YOUR OBJECTIVE
Should the listing contain images, exclude them; give the rest again exactly.

SUPPLIED INFORMATION
------------------------------------------------------------------------

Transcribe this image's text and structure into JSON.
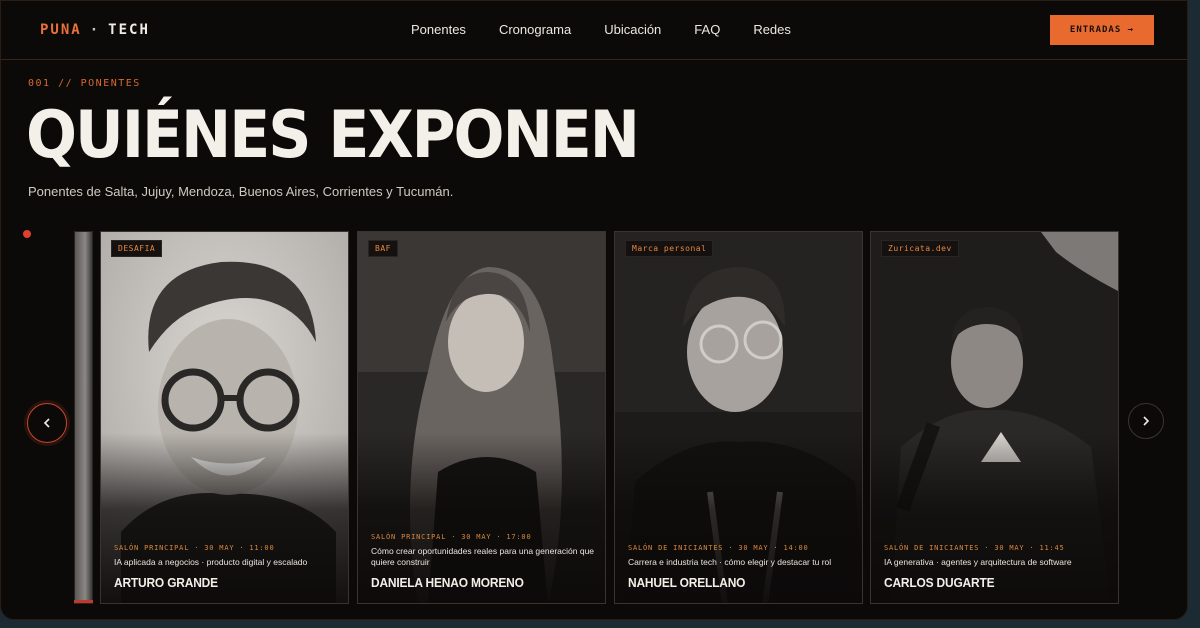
{
  "brand": {
    "left": "PUNA",
    "separator": "·",
    "right": "TECH"
  },
  "nav": {
    "links": [
      "Ponentes",
      "Cronograma",
      "Ubicación",
      "FAQ",
      "Redes"
    ],
    "cta": "ENTRADAS →"
  },
  "header": {
    "eyebrow": "001 // PONENTES",
    "title": "QUIÉNES EXPONEN",
    "subtitle": "Ponentes de Salta, Jujuy, Mendoza, Buenos Aires, Corrientes y Tucumán."
  },
  "speakers": [
    {
      "tag": "DESAFIA",
      "meta": "SALÓN PRINCIPAL · 30 MAY · 11:00",
      "topic": "IA aplicada a negocios · producto digital y escalado",
      "name": "ARTURO GRANDE"
    },
    {
      "tag": "BAF",
      "meta": "SALÓN PRINCIPAL · 30 MAY · 17:00",
      "topic": "Cómo crear oportunidades reales para una generación que quiere construir",
      "name": "DANIELA HENAO MORENO"
    },
    {
      "tag": "Marca personal",
      "meta": "SALÓN DE INICIANTES · 30 MAY · 14:00",
      "topic": "Carrera e industria tech · cómo elegir y destacar tu rol",
      "name": "NAHUEL ORELLANO"
    },
    {
      "tag": "Zuricata.dev",
      "meta": "SALÓN DE INICIANTES · 30 MAY · 11:45",
      "topic": "IA generativa · agentes y arquitectura de software",
      "name": "CARLOS DUGARTE"
    }
  ],
  "icons": {
    "prev": "chevron-left-icon",
    "next": "chevron-right-icon"
  },
  "colors": {
    "accent": "#e96a2e",
    "background": "#0c0a09",
    "indicator": "#e2402f"
  }
}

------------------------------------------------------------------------

ANSWER BELOW
Transcribe this image's text and structure into JSON.
{
  "brand": {
    "left": "PUNA",
    "separator": "·",
    "right": "TECH"
  },
  "nav": {
    "links": [
      "Ponentes",
      "Cronograma",
      "Ubicación",
      "FAQ",
      "Redes"
    ],
    "cta": "ENTRADAS →"
  },
  "header": {
    "eyebrow": "001 // PONENTES",
    "title": "QUIÉNES EXPONEN",
    "subtitle": "Ponentes de Salta, Jujuy, Mendoza, Buenos Aires, Corrientes y Tucumán."
  },
  "speakers": [
    {
      "tag": "DESAFIA",
      "meta": "SALÓN PRINCIPAL · 30 MAY · 11:00",
      "topic": "IA aplicada a negocios · producto digital y escalado",
      "name": "ARTURO GRANDE"
    },
    {
      "tag": "BAF",
      "meta": "SALÓN PRINCIPAL · 30 MAY · 17:00",
      "topic": "Cómo crear oportunidades reales para una generación que quiere construir",
      "name": "DANIELA HENAO MORENO"
    },
    {
      "tag": "Marca personal",
      "meta": "SALÓN DE INICIANTES · 30 MAY · 14:00",
      "topic": "Carrera e industria tech · cómo elegir y destacar tu rol",
      "name": "NAHUEL ORELLANO"
    },
    {
      "tag": "Zuricata.dev",
      "meta": "SALÓN DE INICIANTES · 30 MAY · 11:45",
      "topic": "IA generativa · agentes y arquitectura de software",
      "name": "CARLOS DUGARTE"
    }
  ],
  "icons": {
    "prev": "chevron-left-icon",
    "next": "chevron-right-icon"
  },
  "colors": {
    "accent": "#e96a2e",
    "background": "#0c0a09",
    "indicator": "#e2402f"
  }
}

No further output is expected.